Chanel, the world's second-largest luxury brand, says its efforts to curb the grey market have been successful and are helping boost revenue in China despite weaker overall demand for luxury goods.
The company narrowed its price gaps between the US, Europe and Asia last year to prevent smugglers buying goods in one region to re-sell to another in the grey market.
"We reduced quite a lot the parallel market, mainly in Asia, and we have double-digit growth in our boutiques in mainland China," Bruno Pavlovsky, Chanel's president of fashion, said in an interview in Havana yesterday.

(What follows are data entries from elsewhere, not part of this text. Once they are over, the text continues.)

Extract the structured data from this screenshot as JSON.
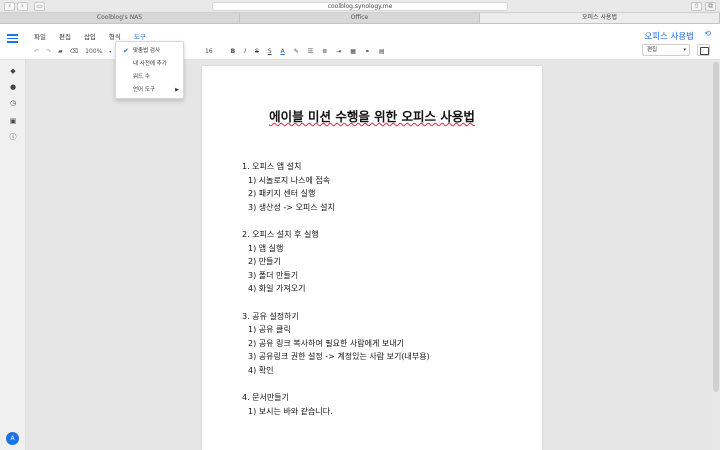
{
  "browser": {
    "url": "coolblog.synology.me",
    "tabs": [
      {
        "label": "Coolblog's NAS",
        "active": false
      },
      {
        "label": "Office",
        "active": false
      },
      {
        "label": "오피스 사용법",
        "active": true
      }
    ]
  },
  "menubar": {
    "items": [
      {
        "label": "파일"
      },
      {
        "label": "편집"
      },
      {
        "label": "삽입"
      },
      {
        "label": "형식"
      },
      {
        "label": "도구",
        "active": true
      }
    ]
  },
  "toolbar": {
    "zoom": "100%",
    "font_size": "16",
    "bold": "B",
    "italic": "I",
    "strike": "S",
    "text_color": "A"
  },
  "tools_menu": {
    "items": [
      {
        "label": "맞춤법 검사",
        "checked": true
      },
      {
        "label": "내 사전에 추가",
        "checked": false
      },
      {
        "label": "워드 수",
        "checked": false
      },
      {
        "label": "언어 도구",
        "checked": false,
        "submenu": true
      }
    ]
  },
  "header": {
    "doc_title": "오피스 사용법",
    "mode_select": "편집"
  },
  "user": {
    "avatar_initial": "A"
  },
  "document": {
    "title": "에이블 미션 수행을 위한 오피스 사용법",
    "lines": [
      {
        "text": "1. 오피스 앱 설치",
        "sub": false
      },
      {
        "text": "1) 시놀로지 나스에 접속",
        "sub": true
      },
      {
        "text": "2) 패키지 센터 실행",
        "sub": true
      },
      {
        "text": "3) 생산성 -> 오피스 설치",
        "sub": true
      },
      {
        "text": "",
        "sub": false
      },
      {
        "text": "2. 오피스 설치 후 실행",
        "sub": false
      },
      {
        "text": "1) 앱 실행",
        "sub": true
      },
      {
        "text": "2) 만들기",
        "sub": true
      },
      {
        "text": "3) 폴더 만들기",
        "sub": true
      },
      {
        "text": "4) 화일 가져오기",
        "sub": true
      },
      {
        "text": "",
        "sub": false
      },
      {
        "text": "3. 공유 설정하기",
        "sub": false
      },
      {
        "text": "1) 공유 클릭",
        "sub": true
      },
      {
        "text": "2) 공유 링크 복사하여 필요한 사람에게 보내기",
        "sub": true
      },
      {
        "text": "3) 공유링크 권한 설정 -> 계정있는 사람 보기(내부용)",
        "sub": true
      },
      {
        "text": "4) 확인",
        "sub": true
      },
      {
        "text": "",
        "sub": false
      },
      {
        "text": "4. 문서만들기",
        "sub": false
      },
      {
        "text": "1) 보시는 바와 같습니다.",
        "sub": true
      }
    ]
  },
  "colors": {
    "accent": "#1a73e8",
    "spell_error": "#ee2244"
  }
}
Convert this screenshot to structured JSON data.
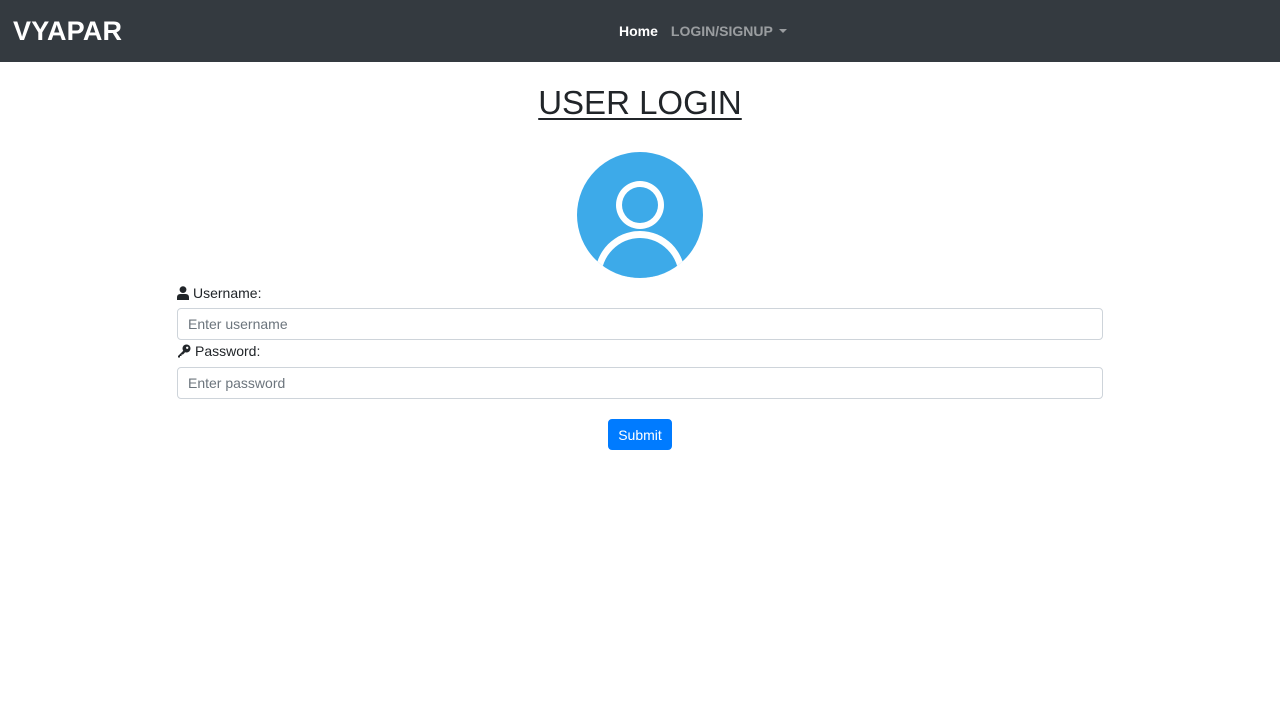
{
  "navbar": {
    "brand": "VYAPAR",
    "home_label": "Home",
    "dropdown_label": "LOGIN/SIGNUP"
  },
  "main": {
    "title": "USER LOGIN",
    "avatar_icon": "user-avatar-icon",
    "username": {
      "label": "Username:",
      "icon": "user-icon",
      "placeholder": "Enter username",
      "value": ""
    },
    "password": {
      "label": "Password:",
      "icon": "key-icon",
      "placeholder": "Enter password",
      "value": ""
    },
    "submit_label": "Submit"
  },
  "colors": {
    "navbar_bg": "#343a40",
    "avatar_blue": "#3daae9",
    "button_primary": "#007bff"
  }
}
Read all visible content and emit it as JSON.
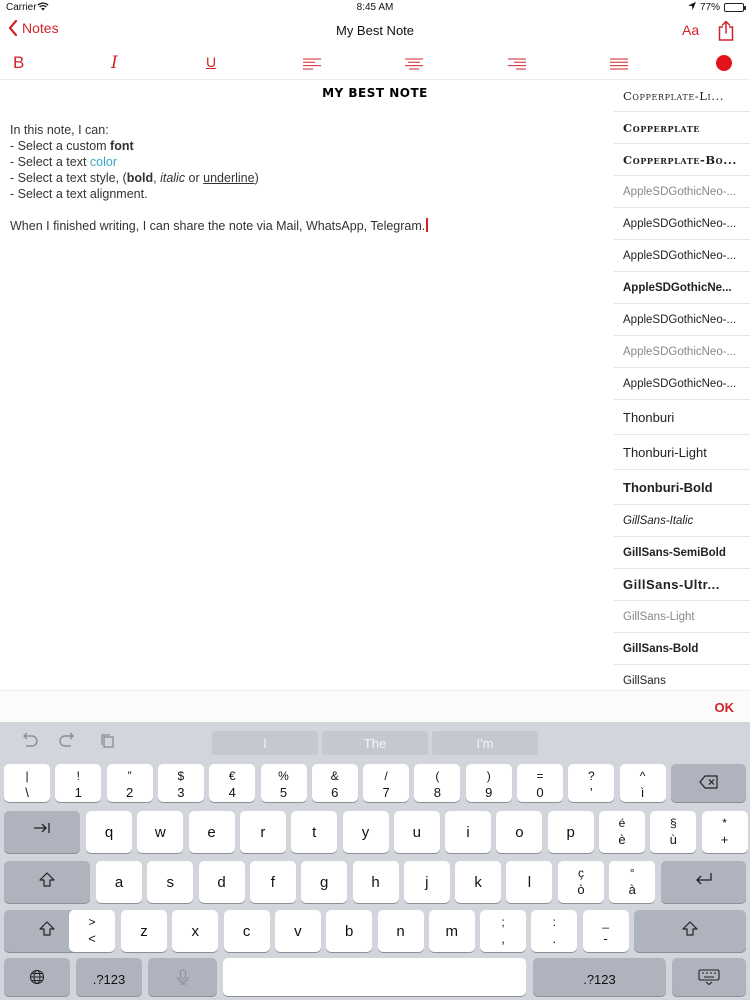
{
  "status": {
    "carrier": "Carrier",
    "time": "8:45 AM",
    "battery": "77%",
    "battery_level": 0.77
  },
  "nav": {
    "back_label": "Notes",
    "title": "My Best Note",
    "font_label": "Aa"
  },
  "toolbar": {
    "bold_label": "B",
    "italic_label": "I",
    "underline_label": "U",
    "text_color": "#e0141a"
  },
  "note": {
    "title": "MY BEST NOTE",
    "line1": "In this note, I can:",
    "line2_pre": "- Select a custom ",
    "line2_bold": "font",
    "line3_pre": "- Select a text ",
    "line3_color": "color",
    "line4_pre": "- Select a text style, (",
    "line4_bold": "bold",
    "line4_sep": ", ",
    "line4_italic": "italic",
    "line4_or": " or ",
    "line4_under": "underline",
    "line4_end": ")",
    "line5": "- Select a text alignment.",
    "line6": "When I finished writing, I can share the note via Mail, WhatsApp, Telegram."
  },
  "fonts": [
    "Copperplate-Li...",
    "Copperplate",
    "Copperplate-Bo...",
    "AppleSDGothicNeo-...",
    "AppleSDGothicNeo-...",
    "AppleSDGothicNeo-...",
    "AppleSDGothicNe...",
    "AppleSDGothicNeo-...",
    "AppleSDGothicNeo-...",
    "AppleSDGothicNeo-...",
    "Thonburi",
    "Thonburi-Light",
    "Thonburi-Bold",
    "GillSans-Italic",
    "GillSans-SemiBold",
    "GillSans-Ultr...",
    "GillSans-Light",
    "GillSans-Bold",
    "GillSans"
  ],
  "ok_label": "OK",
  "keyboard": {
    "suggestions": [
      "I",
      "The",
      "I'm"
    ],
    "row1": [
      [
        "|",
        "\\"
      ],
      [
        "!",
        "1"
      ],
      [
        "”",
        "2"
      ],
      [
        "$",
        "3"
      ],
      [
        "€",
        "4"
      ],
      [
        "%",
        "5"
      ],
      [
        "&",
        "6"
      ],
      [
        "/",
        "7"
      ],
      [
        "(",
        "8"
      ],
      [
        ")",
        "9"
      ],
      [
        "=",
        "0"
      ],
      [
        "?",
        "’"
      ],
      [
        "^",
        "ì"
      ]
    ],
    "row2": [
      "q",
      "w",
      "e",
      "r",
      "t",
      "y",
      "u",
      "i",
      "o",
      "p"
    ],
    "row2_extra": [
      [
        "é",
        "è"
      ],
      [
        "§",
        "ù"
      ],
      [
        "*",
        "+"
      ]
    ],
    "row3": [
      "a",
      "s",
      "d",
      "f",
      "g",
      "h",
      "j",
      "k",
      "l"
    ],
    "row3_extra": [
      [
        "ç",
        "ò"
      ],
      [
        "°",
        "à"
      ]
    ],
    "row4": [
      "z",
      "x",
      "c",
      "v",
      "b",
      "n",
      "m"
    ],
    "row4_extra": [
      [
        ">",
        "<"
      ],
      [
        ";",
        ","
      ],
      [
        ":",
        "."
      ],
      [
        "_",
        "-"
      ]
    ],
    "mode_label": ".?123"
  }
}
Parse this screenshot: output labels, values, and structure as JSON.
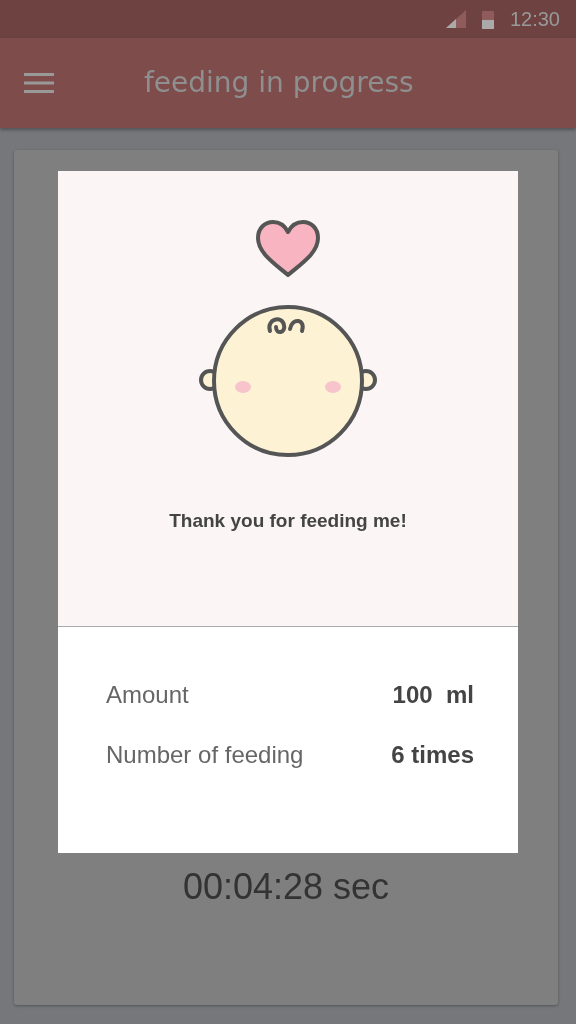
{
  "status_bar": {
    "time": "12:30"
  },
  "app_bar": {
    "title": "feeding in progress"
  },
  "timer": {
    "text": "00:04:28 sec"
  },
  "dialog": {
    "message": "Thank you for feeding me!",
    "stats": [
      {
        "label": "Amount",
        "value": "100  ml"
      },
      {
        "label": "Number of feeding",
        "value": "6 times"
      }
    ]
  }
}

Chanel will unveil its latest Cruise collection in Havana on Tuesday, in Cuba's first major fashion show since the 1959 revolution.
It's another sign of warming relations between the Communist-ruled island and the West.
The US and Cuba formally agreed to restore diplomatic relations last July.
Despite the success in curbing grey market sales, the privately owned company expects slower sales growth this year, Pavlovsky says. He declined to disclose figures.
He noted that Chanel has an entire team, including external lawyers, to monitor the secondary market.
The luxury goods industry has been plagued in the past few months as a drop in global tourist traffic caused by recent terrorist attacks, slower economic growth in China, and record low oil prices have dented the purchasing power of important luxury buyers from Russia and the Middle East.
In April, industry leader LVMH said its fashion and leather goods sales were flat while Hermes said revenue growth slowed in the first quarter.
Pavlovsky said fewer Russians were travelling because of the weak rouble, and Brazil's recession has curbed demand there.
But Chanel was seeing solid growth in the United States, some parts of Europe such as Britain, Russia, China, Japan and Korea, he said. Chinese and Russians not travelling abroad as much were buying more at home.
"There is a slowdown but not such a big slowdown," he says.